-- Recorded information --
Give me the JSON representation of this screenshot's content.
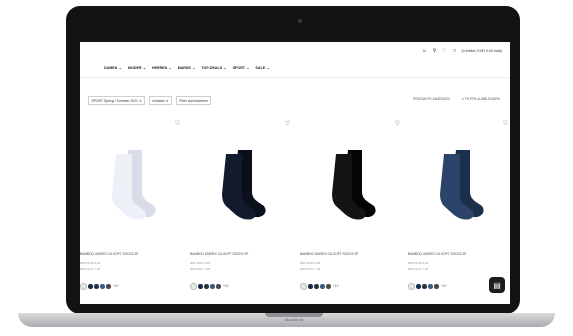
{
  "device": {
    "brand": "MacBook"
  },
  "header": {
    "cart_label": "(0 Artikel, EUR 0,00 total)",
    "icons": [
      "user-icon",
      "search-icon",
      "heart-icon",
      "bag-icon"
    ]
  },
  "nav": {
    "items": [
      {
        "label": "DAMEN"
      },
      {
        "label": "KINDER"
      },
      {
        "label": "HERREN"
      },
      {
        "label": "MARKE"
      },
      {
        "label": "TOP-DEALS"
      },
      {
        "label": "SPORT"
      },
      {
        "label": "SALE"
      }
    ]
  },
  "filters": {
    "chips": [
      {
        "label": "SPORT Spring / Summer 2021"
      },
      {
        "label": "schwarz"
      }
    ],
    "reset_label": "Filter zurücksetzen",
    "hide_filters_label": "FILTER AUSBLENDEN",
    "products_label": "PRODUKTE ANZEIGEN"
  },
  "products": [
    {
      "name": "BAMBOO UNISEX CA-SOFT SOCKS 2P",
      "price": "RRP EUR 9,95",
      "sale": "RRP EUR 7,95",
      "sock_color": "#eef0f7",
      "sock_shade": "#d9dce8",
      "swatches": [
        "#e8e8ea",
        "#1a2a4a",
        "#2b3340",
        "#3a5a86",
        "#4a4a4a"
      ],
      "more": "+10"
    },
    {
      "name": "BAMBOO UNISEX CA-SOFT SOCKS 2P",
      "price": "RRP EUR 9,95",
      "sale": "RRP EUR 7,95",
      "sock_color": "#121a2e",
      "sock_shade": "#0a0f1c",
      "swatches": [
        "#e8e8ea",
        "#1a2a4a",
        "#2b3340",
        "#3a5a86",
        "#4a4a4a"
      ],
      "more": "+10"
    },
    {
      "name": "BAMBOO UNISEX CA-SOFT SOCKS 2P",
      "price": "RRP EUR 9,95",
      "sale": "RRP EUR 7,95",
      "sock_color": "#141414",
      "sock_shade": "#050505",
      "swatches": [
        "#e8e8ea",
        "#1a2a4a",
        "#2b3340",
        "#3a5a86",
        "#4a4a4a"
      ],
      "more": "+10"
    },
    {
      "name": "BAMBOO UNISEX CA-SOFT SOCKS 2P",
      "price": "RRP EUR 9,95",
      "sale": "RRP EUR 7,95",
      "sock_color": "#2c4469",
      "sock_shade": "#1c2f4d",
      "swatches": [
        "#e8e8ea",
        "#1a2a4a",
        "#2b3340",
        "#3a5a86",
        "#4a4a4a"
      ],
      "more": "+10"
    }
  ]
}
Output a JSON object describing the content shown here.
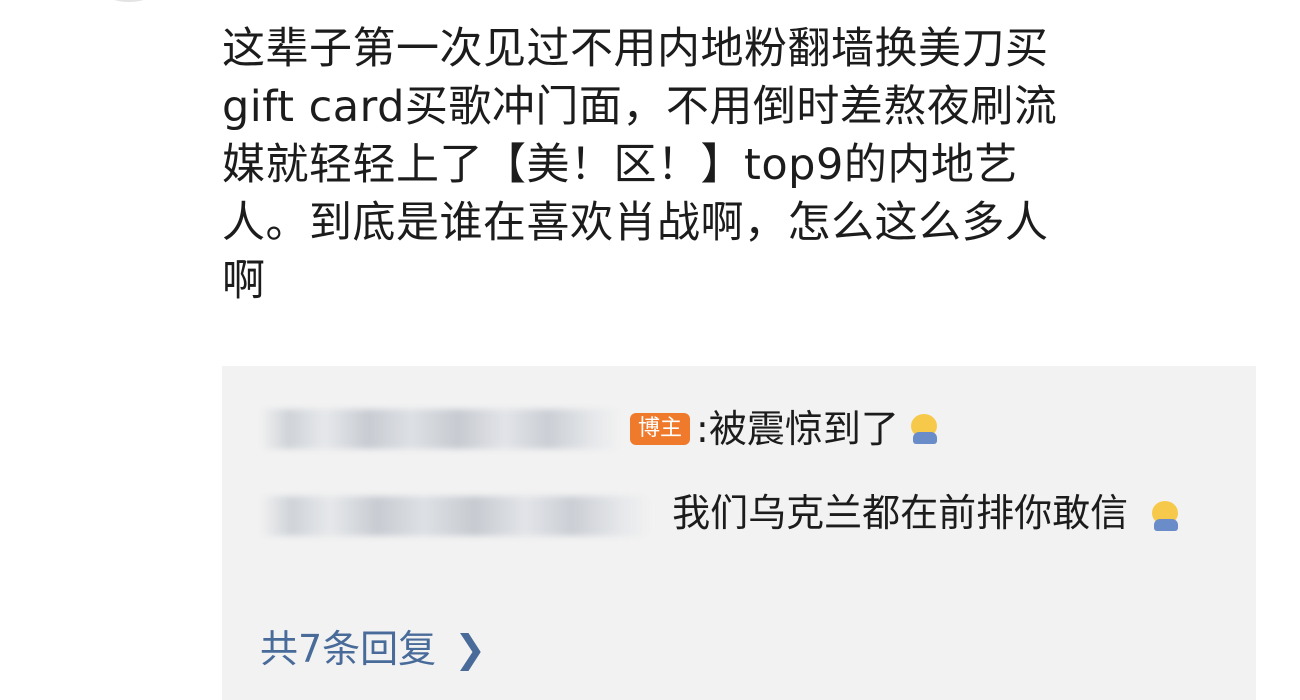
{
  "comment": {
    "lines": [
      "这辈子第一次见过不用内地粉翻墙换美刀买",
      "gift card买歌冲门面，不用倒时差熬夜刷流",
      "媒就轻轻上了【美！区！】top9的内地艺",
      "人。到底是谁在喜欢肖战啊，怎么这么多人",
      "啊"
    ]
  },
  "replies": [
    {
      "badge": "博主",
      "text": ":被震惊到了",
      "emoji_icon": "shock-face-emoji"
    },
    {
      "text": "我们乌克兰都在前排你敢信",
      "emoji_icon": "smirk-face-emoji"
    }
  ],
  "more_replies_label": "共7条回复",
  "colors": {
    "badge": "#f07a2b",
    "link": "#486b9a",
    "reply_bg": "#f2f2f2"
  }
}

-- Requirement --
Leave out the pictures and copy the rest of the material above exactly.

-- Response for this exercise --
Give me the JSON representation of this screenshot's content.
{
  "device": {
    "brand": "MacBook"
  },
  "header": {
    "cart_label": "(0 Artikel, EUR 0,00 total)",
    "icons": [
      "user-icon",
      "search-icon",
      "heart-icon",
      "bag-icon"
    ]
  },
  "nav": {
    "items": [
      {
        "label": "DAMEN"
      },
      {
        "label": "KINDER"
      },
      {
        "label": "HERREN"
      },
      {
        "label": "MARKE"
      },
      {
        "label": "TOP-DEALS"
      },
      {
        "label": "SPORT"
      },
      {
        "label": "SALE"
      }
    ]
  },
  "filters": {
    "chips": [
      {
        "label": "SPORT Spring / Summer 2021"
      },
      {
        "label": "schwarz"
      }
    ],
    "reset_label": "Filter zurücksetzen",
    "hide_filters_label": "FILTER AUSBLENDEN",
    "products_label": "PRODUKTE ANZEIGEN"
  },
  "products": [
    {
      "name": "BAMBOO UNISEX CA-SOFT SOCKS 2P",
      "price": "RRP EUR 9,95",
      "sale": "RRP EUR 7,95",
      "sock_color": "#eef0f7",
      "sock_shade": "#d9dce8",
      "swatches": [
        "#e8e8ea",
        "#1a2a4a",
        "#2b3340",
        "#3a5a86",
        "#4a4a4a"
      ],
      "more": "+10"
    },
    {
      "name": "BAMBOO UNISEX CA-SOFT SOCKS 2P",
      "price": "RRP EUR 9,95",
      "sale": "RRP EUR 7,95",
      "sock_color": "#121a2e",
      "sock_shade": "#0a0f1c",
      "swatches": [
        "#e8e8ea",
        "#1a2a4a",
        "#2b3340",
        "#3a5a86",
        "#4a4a4a"
      ],
      "more": "+10"
    },
    {
      "name": "BAMBOO UNISEX CA-SOFT SOCKS 2P",
      "price": "RRP EUR 9,95",
      "sale": "RRP EUR 7,95",
      "sock_color": "#141414",
      "sock_shade": "#050505",
      "swatches": [
        "#e8e8ea",
        "#1a2a4a",
        "#2b3340",
        "#3a5a86",
        "#4a4a4a"
      ],
      "more": "+10"
    },
    {
      "name": "BAMBOO UNISEX CA-SOFT SOCKS 2P",
      "price": "RRP EUR 9,95",
      "sale": "RRP EUR 7,95",
      "sock_color": "#2c4469",
      "sock_shade": "#1c2f4d",
      "swatches": [
        "#e8e8ea",
        "#1a2a4a",
        "#2b3340",
        "#3a5a86",
        "#4a4a4a"
      ],
      "more": "+10"
    }
  ]
}
Output a JSON object describing the content shown here.
{
  "comment": {
    "lines": [
      "这辈子第一次见过不用内地粉翻墙换美刀买",
      "gift card买歌冲门面，不用倒时差熬夜刷流",
      "媒就轻轻上了【美！区！】top9的内地艺",
      "人。到底是谁在喜欢肖战啊，怎么这么多人",
      "啊"
    ]
  },
  "replies": [
    {
      "badge": "博主",
      "text": ":被震惊到了",
      "emoji_icon": "shock-face-emoji"
    },
    {
      "text": "我们乌克兰都在前排你敢信",
      "emoji_icon": "smirk-face-emoji"
    }
  ],
  "more_replies_label": "共7条回复",
  "colors": {
    "badge": "#f07a2b",
    "link": "#486b9a",
    "reply_bg": "#f2f2f2"
  }
}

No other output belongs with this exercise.